The 3M Corporation developed Scotch tape through continual experimentation in a series of seemingly unconnected steps. Starting with sandpaper, they omitted the sand, changed base materials and adhesives, and invented masking tape. Changing materials again, they created cellulose tape, and ultimately transparent tape.

Wetordry sandpaper, 1923

Wetordry sandpaper, 1923

Scotch cellulose tape, 1930s

Scotch cellulose tape, 1930s

Scotch Masking Tape, 1940s

Scotch Masking Tape, 1940s

Scotch Magic Transparent Tape, 1960s

Scotch Magic Transparent Tape, 1960s

Inventing Instant Copying

Chester Carlson invented electrostatic copying in 1938. Major corporations rejected his idea, but Carlson found a strong backer in Joseph C. Wilson of Haloid Corporation, later renamed Xerox. In 1959, they released the Xerox 914, the first successful plain paper copier. Unlike most inventors, Carlson became wealthy.
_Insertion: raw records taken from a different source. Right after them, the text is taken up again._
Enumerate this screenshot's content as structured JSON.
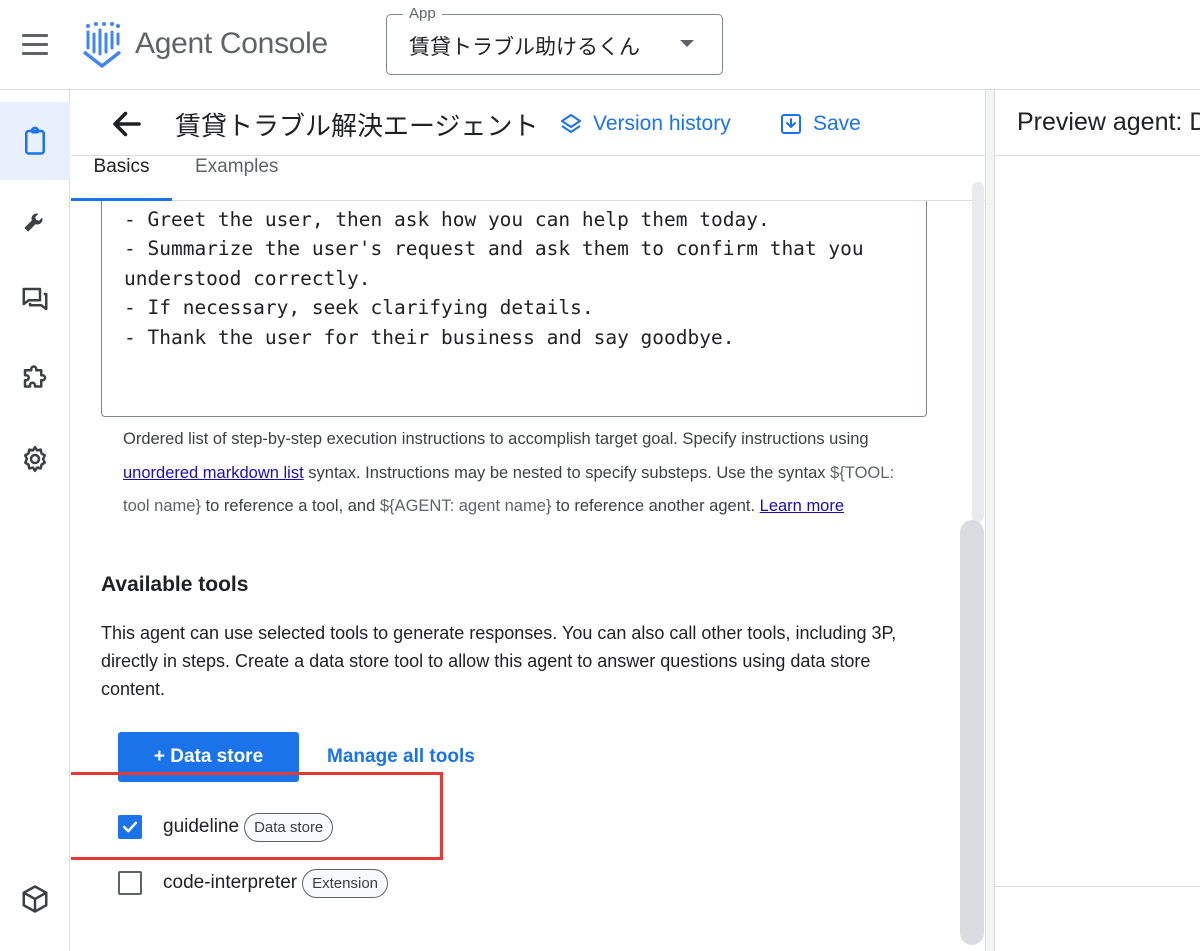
{
  "topbar": {
    "brand": "Agent Console",
    "app_label": "App",
    "app_value": "賃貸トラブル助けるくん"
  },
  "editor": {
    "title": "賃貸トラブル解決エージェント",
    "version_history": "Version history",
    "save": "Save"
  },
  "tabs": [
    {
      "label": "Basics",
      "active": true
    },
    {
      "label": "Examples",
      "active": false
    }
  ],
  "instructions": {
    "lines": [
      "- Greet the user, then ask how you can help them today.",
      "- Summarize the user's request and ask them to confirm that you",
      "understood correctly.",
      "- If necessary, seek clarifying details.",
      "- Thank the user for their business and say goodbye."
    ],
    "help_part1": "Ordered list of step-by-step execution instructions to accomplish target goal. Specify instructions using",
    "help_link1": "unordered markdown list",
    "help_part2": "syntax. Instructions may be nested to specify substeps. Use the syntax",
    "help_code1": "${TOOL: tool name}",
    "help_part3": "to reference a tool, and",
    "help_code2": "${AGENT: agent name}",
    "help_part4": "to reference another agent.",
    "help_link2": "Learn more"
  },
  "tools": {
    "heading": "Available tools",
    "description": "This agent can use selected tools to generate responses. You can also call other tools, including 3P, directly in steps. Create a data store tool to allow this agent to answer questions using data store content.",
    "add_button": "+ Data store",
    "manage_link": "Manage all tools",
    "items": [
      {
        "name": "guideline",
        "badge": "Data store",
        "checked": true
      },
      {
        "name": "code-interpreter",
        "badge": "Extension",
        "checked": false
      }
    ]
  },
  "preview": {
    "title": "Preview agent: D"
  },
  "colors": {
    "accent": "#1a73e8",
    "highlight": "#e53935",
    "rail_active": "#e8f0fe"
  },
  "icons": [
    "menu-icon",
    "agent-console-logo-icon",
    "chevron-down-icon",
    "clipboard-icon",
    "wrench-icon",
    "chat-icon",
    "puzzle-icon",
    "gear-icon",
    "cube-icon",
    "arrow-back-icon",
    "layers-icon",
    "save-icon",
    "checkmark-icon"
  ]
}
First electrostatic (Xerox) print, 1938

First electrostatic (Xerox) print, 1938

Sensitizing plate, 1938

Sensitizing plate, 1938

Glass plate, 1938

Glass plate, 1938

Pliable Plastics

Earl Tupper, an independent inventor, experimented with flexible plastics for consumer goods. He created his unique re-sealable containers in 1947. In the 1950s, Tupperware came in every possible size and shape, but it was the home party system that made the product a household name.

Experimental plastic bowl, about 1950

Experimental plastic bowl, about 1950

Welcome Ware shaker, 1940s–1950s

Welcome Ware shaker, 1940s–1950s

Pie wedge keeper, 1950s–1960s

Pie wedge keeper, 1950s–1960s

Patent drawing for bowl and cover, 1957

Patent drawing for bowl and cover, 1957

Millionaire “vacu-seal” drink shaker, 1950s

Millionaire “vacu-seal” drink shaker, 1950s

Plastic pellets, 1970s

Plastic pellets, 1970s